Allow me to share a memory from that time.  I did research in a rural town that housed a major tourist attraction.  The town decided that after four days without electricity in the entire region, and unsuccessful talks with the appropriate officials, that they would blockade the pan-American highway (this, for the record, quickly led to the electricity being turned back on).

Before starting the blockade, however, locals talked to all the tour guides working in the area that day so they could leave with their groups before the blockade started.  (These tour guides were based in La Paz and traveled with these groups to this rural site for just the day.)  While locals saw the blockade  as politically necessary, they considered the convenience of tourists in its timing.  I’m sure most of those tourists were not aware of this behind-the-scenes event, but would have been happy to know that even though locals could have forced them to stay and spend more (sorely-needed) money in their town, locals instead made sure that the tourists visiting them could return to their hotels in La Paz as they’d planned.

I will continue to investigate the methodology of this WEF study and report if I find anything more.

Update, June 28 2013:  This is part one of a four part series.  Read part two, part three, and part four.

Llama meat in La Paz’s tourist district, June 2010

This is, in part, a shameless plug for Helen Haines and my upcoming edited volume Adventures in Eating: Anthropological Experiences in Dining from Around the World. In it, anthropoloigists discuss frankly what it’s like to be offered unfamiliar foods and how we can turn that discomfort into methodologically useful data.  The book is aimed at interested foodies, undergraduate anthropology students, and those interested in field methods and the anthropology of food.

My own chapter in this volume focuses on chuño, a popular Andean preparation of potatoes that involves freeze-drying them.  As a foil to this example, I chose my old favorite, llama meat (the subject of my B.A. thesis and an article).  The over-arching question is: Why is llama meat offered at tourist restaurants, while the far more commonly consumed chuño generally is not?

Asado de llama with French fries, top and center. Yum!!

Llamas are native to the pre-Columbian Andes, were bred largely for their meat (they were one of the few domesticated meat sources in the pre-Columbian Andes, along with guinea pig — the subject of another chapter in the Adventures volume), and continue to be raised and consumed.  And yes, both llama and guinea pig are delicious.
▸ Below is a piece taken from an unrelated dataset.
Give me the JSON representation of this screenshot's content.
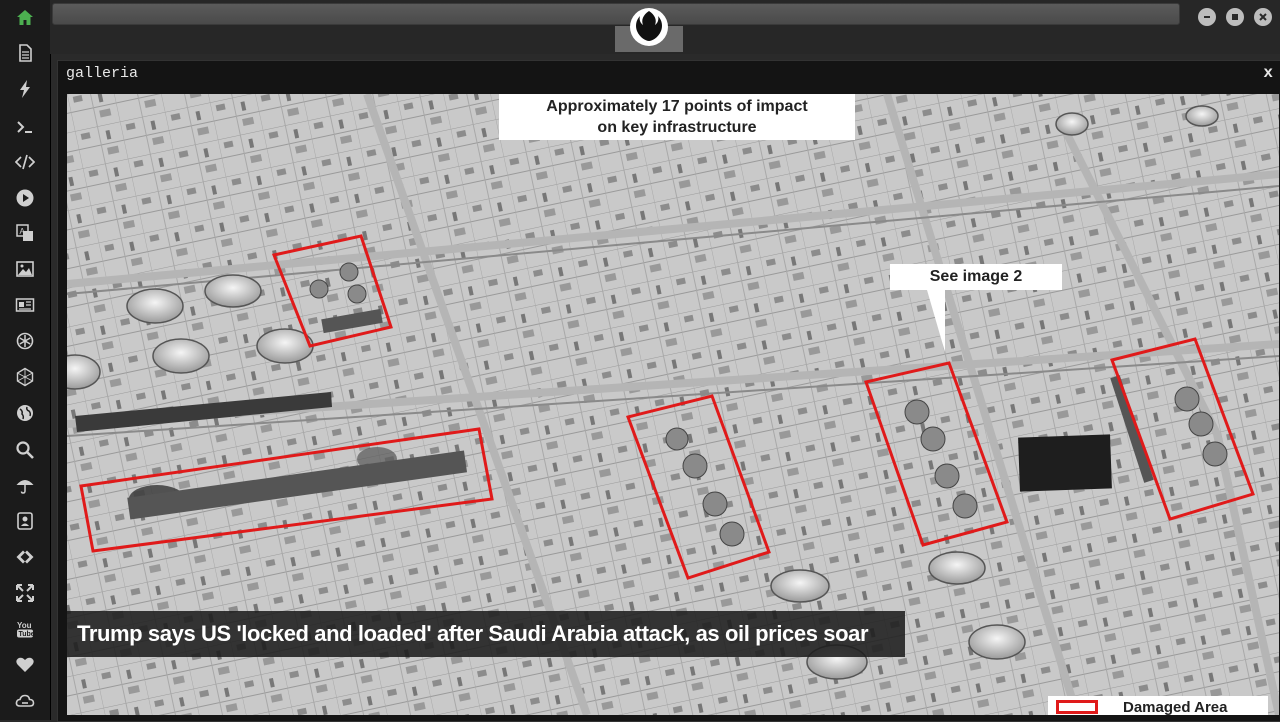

Fillet of Llama is the first item on this menu board.

I continue to be fascinated by the fact that llama meat is so prominent in La Paz’s touristic areas, where restaurants offer it (often in English) to foreign diners, while llama is conspicuously absent in restaurants in most of the rest of the city (with a few exceptions).

Even touristic food marked as "ethnic" (here: Thai) may include the Andean llama.

To learn more, you will of course have to read the book (or wait, in vain, for the movie to come out).

As promised – Tourism Toys!

As I mentioned in a comment below, part of the on-going bicentennial celebrations here include kids’ meal toys at Pollos Copacabana celebrating various “touristic” places around La Paz. Notable is that the “tourists” are little pollitos (the chain’s mascot) and therefore should probably be read as paceños, not foreign tourists. This is important for several reasons:

1. The people buying these meals are likely middle to upper class Bolivians with some disposable income, allowing them to be tourists at home, so to speak

2. They’re interested in some of the same activities as “gringos” (aka biking to Coroico) but perhaps they don’t do it with *all* the gear.

3. Quite frankly, it does seem that tourism has dropped off substantially here. Sure, there are backpacker types wandering around Sagarnaga, but it seems far fewer than in years past (just my impression) and even there I’ve heard not a single other U.S. accent. Therefore, who can keep all the tourism operators afloat? Hopefully locals who have the time and desire to take day or weekend trips to “know” their department.

And now, without further ado, the toys:
Pollos Copacabana at Tiwanaku

Pollitos biking to Coroico